● Task statement: Reproduce every entry exactly, without alteration.

● Supplied information:

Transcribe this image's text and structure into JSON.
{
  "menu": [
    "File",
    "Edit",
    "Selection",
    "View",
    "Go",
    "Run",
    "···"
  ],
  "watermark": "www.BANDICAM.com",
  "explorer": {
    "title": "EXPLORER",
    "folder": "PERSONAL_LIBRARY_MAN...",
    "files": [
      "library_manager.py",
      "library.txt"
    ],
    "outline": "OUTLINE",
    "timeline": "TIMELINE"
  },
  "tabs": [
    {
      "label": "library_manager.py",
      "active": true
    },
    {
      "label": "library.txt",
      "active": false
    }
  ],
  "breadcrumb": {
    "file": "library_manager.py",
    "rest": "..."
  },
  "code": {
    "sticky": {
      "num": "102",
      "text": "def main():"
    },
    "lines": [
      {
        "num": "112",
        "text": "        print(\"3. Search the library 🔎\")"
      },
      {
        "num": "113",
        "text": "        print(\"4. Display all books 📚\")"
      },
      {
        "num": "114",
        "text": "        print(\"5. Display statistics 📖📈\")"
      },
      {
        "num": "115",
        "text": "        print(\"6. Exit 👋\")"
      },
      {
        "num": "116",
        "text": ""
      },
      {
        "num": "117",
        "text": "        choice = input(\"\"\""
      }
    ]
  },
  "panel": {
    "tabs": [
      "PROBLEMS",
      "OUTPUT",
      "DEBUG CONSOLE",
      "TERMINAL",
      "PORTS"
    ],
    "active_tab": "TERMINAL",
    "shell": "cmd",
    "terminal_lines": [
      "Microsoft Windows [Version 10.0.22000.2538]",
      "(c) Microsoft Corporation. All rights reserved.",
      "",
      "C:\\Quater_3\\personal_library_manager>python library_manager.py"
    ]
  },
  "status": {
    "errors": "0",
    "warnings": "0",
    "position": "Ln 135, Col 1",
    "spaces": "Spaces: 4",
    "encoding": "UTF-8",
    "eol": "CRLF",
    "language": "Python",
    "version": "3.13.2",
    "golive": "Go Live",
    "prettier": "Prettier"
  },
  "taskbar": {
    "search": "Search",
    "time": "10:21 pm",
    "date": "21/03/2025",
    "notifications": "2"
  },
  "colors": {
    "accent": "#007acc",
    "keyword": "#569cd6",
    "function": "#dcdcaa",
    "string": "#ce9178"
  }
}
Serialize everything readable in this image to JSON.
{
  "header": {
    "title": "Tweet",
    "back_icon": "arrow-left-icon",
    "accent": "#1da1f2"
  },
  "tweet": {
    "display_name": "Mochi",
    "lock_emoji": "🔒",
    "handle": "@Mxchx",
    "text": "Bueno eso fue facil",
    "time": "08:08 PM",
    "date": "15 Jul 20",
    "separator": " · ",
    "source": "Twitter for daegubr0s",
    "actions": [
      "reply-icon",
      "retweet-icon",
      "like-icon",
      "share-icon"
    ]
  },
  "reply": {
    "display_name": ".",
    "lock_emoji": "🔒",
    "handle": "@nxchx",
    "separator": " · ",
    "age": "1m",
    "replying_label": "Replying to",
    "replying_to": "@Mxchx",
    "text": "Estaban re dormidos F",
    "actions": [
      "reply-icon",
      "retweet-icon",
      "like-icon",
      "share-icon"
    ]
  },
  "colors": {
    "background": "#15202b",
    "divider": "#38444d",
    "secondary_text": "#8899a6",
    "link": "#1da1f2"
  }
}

● Solution to this problem:
Transcribe this image's text and structure into JSON.
{
  "menu": [
    "File",
    "Edit",
    "Selection",
    "View",
    "Go",
    "Run",
    "···"
  ],
  "watermark": "www.BANDICAM.com",
  "explorer": {
    "title": "EXPLORER",
    "folder": "PERSONAL_LIBRARY_MAN...",
    "files": [
      "library_manager.py",
      "library.txt"
    ],
    "outline": "OUTLINE",
    "timeline": "TIMELINE"
  },
  "tabs": [
    {
      "label": "library_manager.py",
      "active": true
    },
    {
      "label": "library.txt",
      "active": false
    }
  ],
  "breadcrumb": {
    "file": "library_manager.py",
    "rest": "..."
  },
  "code": {
    "sticky": {
      "num": "102",
      "text": "def main():"
    },
    "lines": [
      {
        "num": "112",
        "text": "        print(\"3. Search the library 🔎\")"
      },
      {
        "num": "113",
        "text": "        print(\"4. Display all books 📚\")"
      },
      {
        "num": "114",
        "text": "        print(\"5. Display statistics 📖📈\")"
      },
      {
        "num": "115",
        "text": "        print(\"6. Exit 👋\")"
      },
      {
        "num": "116",
        "text": ""
      },
      {
        "num": "117",
        "text": "        choice = input(\"\"\""
      }
    ]
  },
  "panel": {
    "tabs": [
      "PROBLEMS",
      "OUTPUT",
      "DEBUG CONSOLE",
      "TERMINAL",
      "PORTS"
    ],
    "active_tab": "TERMINAL",
    "shell": "cmd",
    "terminal_lines": [
      "Microsoft Windows [Version 10.0.22000.2538]",
      "(c) Microsoft Corporation. All rights reserved.",
      "",
      "C:\\Quater_3\\personal_library_manager>python library_manager.py"
    ]
  },
  "status": {
    "errors": "0",
    "warnings": "0",
    "position": "Ln 135, Col 1",
    "spaces": "Spaces: 4",
    "encoding": "UTF-8",
    "eol": "CRLF",
    "language": "Python",
    "version": "3.13.2",
    "golive": "Go Live",
    "prettier": "Prettier"
  },
  "taskbar": {
    "search": "Search",
    "time": "10:21 pm",
    "date": "21/03/2025",
    "notifications": "2"
  },
  "colors": {
    "accent": "#007acc",
    "keyword": "#569cd6",
    "function": "#dcdcaa",
    "string": "#ce9178"
  }
}
Serialize everything readable in this image to JSON.
{
  "header": {
    "title": "Tweet",
    "back_icon": "arrow-left-icon",
    "accent": "#1da1f2"
  },
  "tweet": {
    "display_name": "Mochi",
    "lock_emoji": "🔒",
    "handle": "@Mxchx",
    "text": "Bueno eso fue facil",
    "time": "08:08 PM",
    "date": "15 Jul 20",
    "separator": " · ",
    "source": "Twitter for daegubr0s",
    "actions": [
      "reply-icon",
      "retweet-icon",
      "like-icon",
      "share-icon"
    ]
  },
  "reply": {
    "display_name": ".",
    "lock_emoji": "🔒",
    "handle": "@nxchx",
    "separator": " · ",
    "age": "1m",
    "replying_label": "Replying to",
    "replying_to": "@Mxchx",
    "text": "Estaban re dormidos F",
    "actions": [
      "reply-icon",
      "retweet-icon",
      "like-icon",
      "share-icon"
    ]
  },
  "colors": {
    "background": "#15202b",
    "divider": "#38444d",
    "secondary_text": "#8899a6",
    "link": "#1da1f2"
  }
}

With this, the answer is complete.